(2) NIM and excess capital both underappreciated. We see funding repricing providing NIM stability and/or upside through year-end 2013, which if executed could add 25+ bp to consensus 2013E margins. We also believe deployment of DFS’ excess capital position should be $1.50-$2.00 additive to EPS over time under a variety of deployment scenarios.
(3) Normalized estimate of $4.50. Our work suggests DFS can earn $4.50 in a normal environment even with higher losses and lower NIM, providing strong uplift from the current $4+ run-rate. Our assumptions are conservative and with minor ROI tweaks, we could add another $0.50.
We raise our price target to $46 (10.3X our normalized EPS of $4.50) from\ $41. We raise our 2013/2014E EPS to $4.18/$4.25 (above consensus) from $4.10/$4.10 on lower losses and a better NIM.
Goldman also notes, while some skeptics question the need for DFS to own and operate a network given its lower scale (5.4% US market share) relative to the larger networks, American Express Company (NYSE:AXP), Mastercard Inc (NYSE:MA), and Visa Inc (NYSE:V) they see value in its agreement with eBay Inc (NASDAQ:EBAY)’s Paypal.

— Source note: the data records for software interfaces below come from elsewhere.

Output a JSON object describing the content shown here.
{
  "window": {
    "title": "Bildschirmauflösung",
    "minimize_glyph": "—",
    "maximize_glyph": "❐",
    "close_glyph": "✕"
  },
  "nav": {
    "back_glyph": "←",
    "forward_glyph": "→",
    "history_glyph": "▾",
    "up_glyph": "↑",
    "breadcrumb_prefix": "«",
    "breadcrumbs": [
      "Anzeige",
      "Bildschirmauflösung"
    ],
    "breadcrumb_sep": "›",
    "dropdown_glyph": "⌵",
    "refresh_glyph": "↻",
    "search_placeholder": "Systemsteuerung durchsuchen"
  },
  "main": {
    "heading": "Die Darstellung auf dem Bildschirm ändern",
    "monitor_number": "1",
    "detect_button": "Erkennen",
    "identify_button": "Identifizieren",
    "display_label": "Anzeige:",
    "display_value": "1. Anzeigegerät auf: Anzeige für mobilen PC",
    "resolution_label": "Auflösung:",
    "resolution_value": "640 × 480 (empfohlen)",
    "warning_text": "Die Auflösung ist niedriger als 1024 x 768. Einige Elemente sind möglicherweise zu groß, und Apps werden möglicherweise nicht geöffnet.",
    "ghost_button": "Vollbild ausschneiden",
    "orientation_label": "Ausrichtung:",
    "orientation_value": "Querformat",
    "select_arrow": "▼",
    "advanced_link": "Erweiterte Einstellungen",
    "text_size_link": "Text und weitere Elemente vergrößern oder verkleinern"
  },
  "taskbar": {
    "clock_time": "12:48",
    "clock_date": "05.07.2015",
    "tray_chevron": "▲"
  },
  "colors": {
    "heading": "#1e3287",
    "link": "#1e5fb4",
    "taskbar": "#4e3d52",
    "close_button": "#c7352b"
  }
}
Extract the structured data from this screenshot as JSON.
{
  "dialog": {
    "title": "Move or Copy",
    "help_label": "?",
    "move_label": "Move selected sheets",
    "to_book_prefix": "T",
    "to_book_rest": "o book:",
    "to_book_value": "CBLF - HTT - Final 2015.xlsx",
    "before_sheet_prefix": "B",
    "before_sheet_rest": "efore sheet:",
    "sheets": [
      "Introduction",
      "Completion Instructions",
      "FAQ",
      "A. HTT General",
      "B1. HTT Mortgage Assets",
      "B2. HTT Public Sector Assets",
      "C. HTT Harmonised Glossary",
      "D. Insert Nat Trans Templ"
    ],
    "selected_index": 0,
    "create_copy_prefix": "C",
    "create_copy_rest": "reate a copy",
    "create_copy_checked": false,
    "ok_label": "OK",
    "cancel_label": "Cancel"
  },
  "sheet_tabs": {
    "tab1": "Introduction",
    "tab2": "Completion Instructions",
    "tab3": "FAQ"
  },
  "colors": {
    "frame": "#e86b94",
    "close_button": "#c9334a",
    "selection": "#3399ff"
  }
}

In the last six years, Discover has signed six major network partnerships, including the recently announced agreement with eBay Inc (NASDAQ:EBAY)’s PayPal. Goldman views the partnerships as strengthening Discover’s network, but they think further alliances are needed to help monetize the network, which we believe is key. PayPal partnership could be 2-3% additive to EPS.
Additionally, American Express Company (NYSE:AXP) Visa Inc (NYSE:V) and Mastercard Inc (NYSE:MA) multiples imply DFS’ network is worth $7-$9. Applying a ratio of market cap to global volume similar to that for Visa Inc (NYSE:V) and Mastercard Inc (NYSE:MA)(1.6% average) implies that DFS’ network business ($280bn in global volume) should be valued at $4.5bn or $8.58/share.
(Disclosure: the author of this article is long AXP, no other positions in any securities mentioned)